Once when I was struggling with the editing of a manuscript by a well-established scholar who tended to wander and leap through her discussions of art, a colleague said to me, We learn a lot through free associating. I thought about that today because I have been free-associating my way through several thoughts, watching a story develop.
A sculptor in India who is also a friend named her current exhibit in Mumbai “Where the Green Grass Grows,” an allusion to Walt Whitman’s long poem Leaves of Grass (1855). I rummaged through my own library, which includes a small collection of poetry, and did not find a copy of the poem. I found an anthology in the public library and began to dip into it, stopping at a poem by Wallace Stevens, who died in 1955, regarded as one of the most difficult poets of the last century. When I approached his work in college, I agreed. He baffled me. But I turned the page to “Sunday Morning, I.” The first two lines read “Complacencies of the peignoir, and late/Coffee and oranges in a sunny chair[.]”
Any mention of oranges caught by sunshine puts me in mind of an incident many years ago when I took a lunch with me during a daylong stretch of work in the Boston Public Library. I don’t remember every item, but I do remember putting things together early in the morning, a few crackers, slices of cheese, some celery and carrot sticks, and an orange. I grabbed it at the last minute, not sure if I would eat it or not. In the library, after a long morning of work, I arrayed my meal on the paper bag and ate.
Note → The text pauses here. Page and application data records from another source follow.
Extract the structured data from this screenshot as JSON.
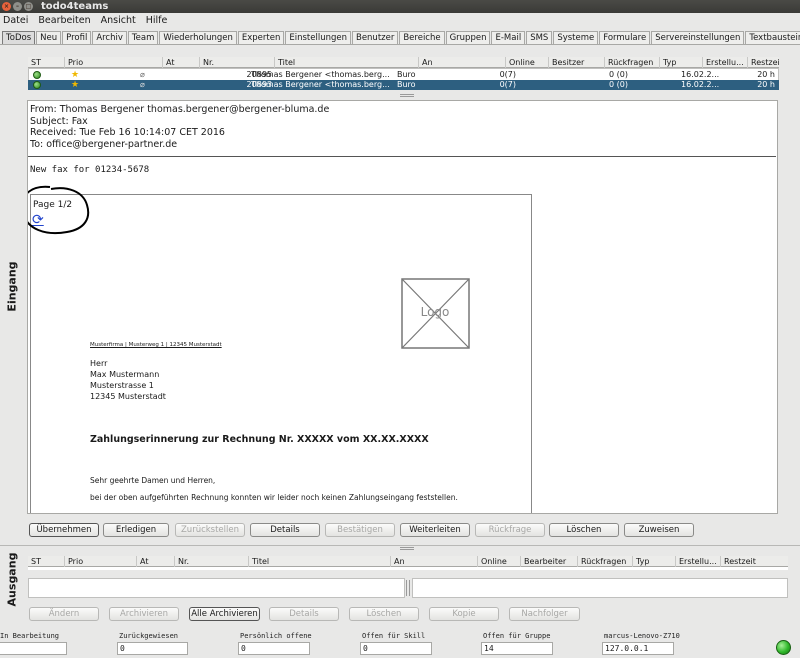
{
  "window": {
    "title": "todo4teams",
    "close": "×",
    "minimize": "–",
    "maximize": "□"
  },
  "menu": [
    "Datei",
    "Bearbeiten",
    "Ansicht",
    "Hilfe"
  ],
  "tabs": [
    "ToDos",
    "Neu",
    "Profil",
    "Archiv",
    "Team",
    "Wiederholungen",
    "Experten",
    "Einstellungen",
    "Benutzer",
    "Bereiche",
    "Gruppen",
    "E-Mail",
    "SMS",
    "Systeme",
    "Formulare",
    "Servereinstellungen",
    "Textbausteine"
  ],
  "incoming": {
    "label": "Eingang",
    "columns": [
      "ST",
      "Prio",
      "At",
      "Nr.",
      "Titel",
      "An",
      "Online",
      "Besitzer",
      "Rückfragen",
      "Typ",
      "Erstellu...",
      "Restzeit"
    ],
    "rows": [
      {
        "nr": "20895",
        "titel": "Thomas Bergener <thomas.berg...",
        "an": "Buro",
        "online": "0(7)",
        "rueck": "0 (0)",
        "erst": "16.02.2...",
        "rest": "20 h",
        "selected": false
      },
      {
        "nr": "20893",
        "titel": "Thomas Bergener <thomas.berg...",
        "an": "Buro",
        "online": "0(7)",
        "rueck": "0 (0)",
        "erst": "16.02.2...",
        "rest": "20 h",
        "selected": true
      }
    ]
  },
  "mail": {
    "from": "From: Thomas Bergener  thomas.bergener@bergener-bluma.de",
    "subject": "Subject: Fax",
    "received": "Received: Tue Feb 16 10:14:07 CET 2016",
    "to": "To: office@bergener-partner.de",
    "body": "New fax for 01234-5678",
    "page": "Page 1/2",
    "reload_icon": "⟳",
    "doc": {
      "logo": "Logo",
      "sender": "Musterfirma | Musterweg 1 | 12345 Musterstadt",
      "address": [
        "Herr",
        "Max Mustermann",
        "Musterstrasse 1",
        "12345 Musterstadt"
      ],
      "heading": "Zahlungserinnerung zur Rechnung Nr. XXXXX vom XX.XX.XXXX",
      "greeting": "Sehr geehrte Damen und Herren,",
      "text": "bei der oben aufgeführten Rechnung konnten wir leider noch keinen Zahlungseingang feststellen."
    }
  },
  "in_buttons": [
    "Übernehmen",
    "Erledigen",
    "Zurückstellen",
    "Details",
    "Bestätigen",
    "Weiterleiten",
    "Rückfrage",
    "Löschen",
    "Zuweisen"
  ],
  "outgoing": {
    "label": "Ausgang",
    "columns": [
      "ST",
      "Prio",
      "At",
      "Nr.",
      "Titel",
      "An",
      "Online",
      "Bearbeiter",
      "Rückfragen",
      "Typ",
      "Erstellu...",
      "Restzeit"
    ]
  },
  "out_buttons": [
    "Ändern",
    "Archivieren",
    "Alle Archivieren",
    "Details",
    "Löschen",
    "Kopie",
    "Nachfolger"
  ],
  "status": [
    {
      "label": "In Bearbeitung",
      "value": ""
    },
    {
      "label": "Zurückgewiesen",
      "value": "0"
    },
    {
      "label": "Persönlich offene",
      "value": "0"
    },
    {
      "label": "Offen für Skill",
      "value": "0"
    },
    {
      "label": "Offen für Gruppe",
      "value": "14"
    },
    {
      "label": "marcus-Lenovo-Z710",
      "value": "127.0.0.1"
    }
  ],
  "colors": {
    "selected_row": "#2d5f80",
    "status_light": "#2fb82a",
    "annotation": "#000000",
    "link_icon": "#2244cc"
  }
}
After a few minutes I noticed a man watching me. When I looked up at him, he smiled and moved away. I finished my lunch, all except the orange, which I slipped back into the bag. At the end of the week I opened the Boston Globe to an article about the simple ways people manage their diet. He described my lunch, listing each item and its nutritional value. At the end, he added, “and the orange for color.” I don’t know if the man I caught watching me was the writer or not, but I blushed as I thought of myself being caught out. I did indeed take the orange with me for its color.
Being observed and observing in turn brings to mind another incident. The Boston Museum of Fine Arts holds an excellent collection of paintings by Winslow Homer. One in particular, “The Fog Warning,” always draws a crowd. A group of about a dozen people standing in front of the artwork thinned out until only one man was left. With his dark beard and cap, he peered at the image of the seaman in the dory, who was looking over his shoulder at the mother ship as he rowed against the oncoming storm. Two young women drew opposite the museum visitor, leaning close to each other as they whispered and pointed from the bearded viewer to the bearded seaman. The similarity between the two men and their postures was unmistakable. It looked as though the seaman’s brother had come to take a last look. No one noticed me, as far as I know, standing a few steps away and taking note of the triangle of art and admirer and witnesses.
These three pieces seem to want to be linked together into a story, and it would be easy to do so. Is the villain the watcher in the library, and is he the man being watched in the museum? Is the woman eating lunch in the library one of the two young women in the museum tracking the watcher from the library? Is there some clue to be found in a book of poetry? Once a decision is made, the writer, like a prosecutor, returns to the individual scenes and shapes the narrative to lead the reader to the predetermined conclusion.
Fiction is everywhere.